Directions –
Output every entry exactly, without any pictures.

BEGIN The data

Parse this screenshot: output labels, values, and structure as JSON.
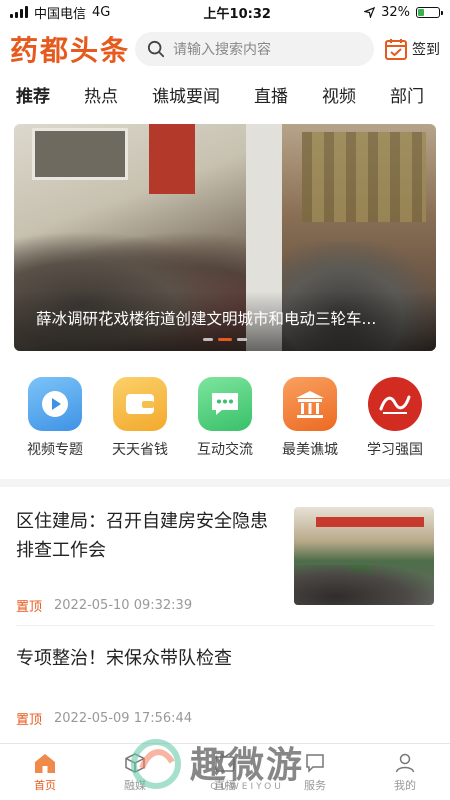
{
  "status_bar": {
    "carrier": "中国电信",
    "network": "4G",
    "time": "上午10:32",
    "battery": "32%",
    "battery_level_pct": 32
  },
  "header": {
    "logo": "药都头条",
    "search_placeholder": "请输入搜索内容",
    "signin_label": "签到"
  },
  "tabs": [
    {
      "label": "推荐",
      "active": true
    },
    {
      "label": "热点",
      "active": false
    },
    {
      "label": "谯城要闻",
      "active": false
    },
    {
      "label": "直播",
      "active": false
    },
    {
      "label": "视频",
      "active": false
    },
    {
      "label": "部门",
      "active": false
    }
  ],
  "banner": {
    "caption": "薛冰调研花戏楼街道创建文明城市和电动三轮车...",
    "slides_total": 3,
    "slide_active": 2
  },
  "quick_links": [
    {
      "label": "视频专题",
      "icon": "play-video-icon",
      "color": "#4aa3ea"
    },
    {
      "label": "天天省钱",
      "icon": "wallet-icon",
      "color": "#f6b33b"
    },
    {
      "label": "互动交流",
      "icon": "chat-bubble-icon",
      "color": "#4ccf7c"
    },
    {
      "label": "最美谯城",
      "icon": "temple-icon",
      "color": "#f0782b"
    },
    {
      "label": "学习强国",
      "icon": "xuexi-logo-icon",
      "color": "#d22b22"
    }
  ],
  "news": [
    {
      "title": "区住建局：召开自建房安全隐患排查工作会",
      "tag": "置顶",
      "date": "2022-05-10 09:32:39",
      "has_thumb": true
    },
    {
      "title": "专项整治！宋保众带队检查",
      "tag": "置顶",
      "date": "2022-05-09 17:56:44",
      "has_thumb": false
    }
  ],
  "tabbar": [
    {
      "label": "首页",
      "icon": "home-icon",
      "active": true
    },
    {
      "label": "融媒",
      "icon": "cube-icon",
      "active": false
    },
    {
      "label": "直播",
      "icon": "live-icon",
      "active": false
    },
    {
      "label": "服务",
      "icon": "service-icon",
      "active": false
    },
    {
      "label": "我的",
      "icon": "user-icon",
      "active": false
    }
  ],
  "watermark": {
    "text": "趣微游",
    "sub": "QUWEIYOU"
  },
  "colors": {
    "accent": "#e65a1e"
  }
}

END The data

Answer to this problem –
Parse this screenshot: output labels, values, and structure as JSON.
{
  "status_bar": {
    "carrier": "中国电信",
    "network": "4G",
    "time": "上午10:32",
    "battery": "32%",
    "battery_level_pct": 32
  },
  "header": {
    "logo": "药都头条",
    "search_placeholder": "请输入搜索内容",
    "signin_label": "签到"
  },
  "tabs": [
    {
      "label": "推荐",
      "active": true
    },
    {
      "label": "热点",
      "active": false
    },
    {
      "label": "谯城要闻",
      "active": false
    },
    {
      "label": "直播",
      "active": false
    },
    {
      "label": "视频",
      "active": false
    },
    {
      "label": "部门",
      "active": false
    }
  ],
  "banner": {
    "caption": "薛冰调研花戏楼街道创建文明城市和电动三轮车...",
    "slides_total": 3,
    "slide_active": 2
  },
  "quick_links": [
    {
      "label": "视频专题",
      "icon": "play-video-icon",
      "color": "#4aa3ea"
    },
    {
      "label": "天天省钱",
      "icon": "wallet-icon",
      "color": "#f6b33b"
    },
    {
      "label": "互动交流",
      "icon": "chat-bubble-icon",
      "color": "#4ccf7c"
    },
    {
      "label": "最美谯城",
      "icon": "temple-icon",
      "color": "#f0782b"
    },
    {
      "label": "学习强国",
      "icon": "xuexi-logo-icon",
      "color": "#d22b22"
    }
  ],
  "news": [
    {
      "title": "区住建局：召开自建房安全隐患排查工作会",
      "tag": "置顶",
      "date": "2022-05-10 09:32:39",
      "has_thumb": true
    },
    {
      "title": "专项整治！宋保众带队检查",
      "tag": "置顶",
      "date": "2022-05-09 17:56:44",
      "has_thumb": false
    }
  ],
  "tabbar": [
    {
      "label": "首页",
      "icon": "home-icon",
      "active": true
    },
    {
      "label": "融媒",
      "icon": "cube-icon",
      "active": false
    },
    {
      "label": "直播",
      "icon": "live-icon",
      "active": false
    },
    {
      "label": "服务",
      "icon": "service-icon",
      "active": false
    },
    {
      "label": "我的",
      "icon": "user-icon",
      "active": false
    }
  ],
  "watermark": {
    "text": "趣微游",
    "sub": "QUWEIYOU"
  },
  "colors": {
    "accent": "#e65a1e"
  }
}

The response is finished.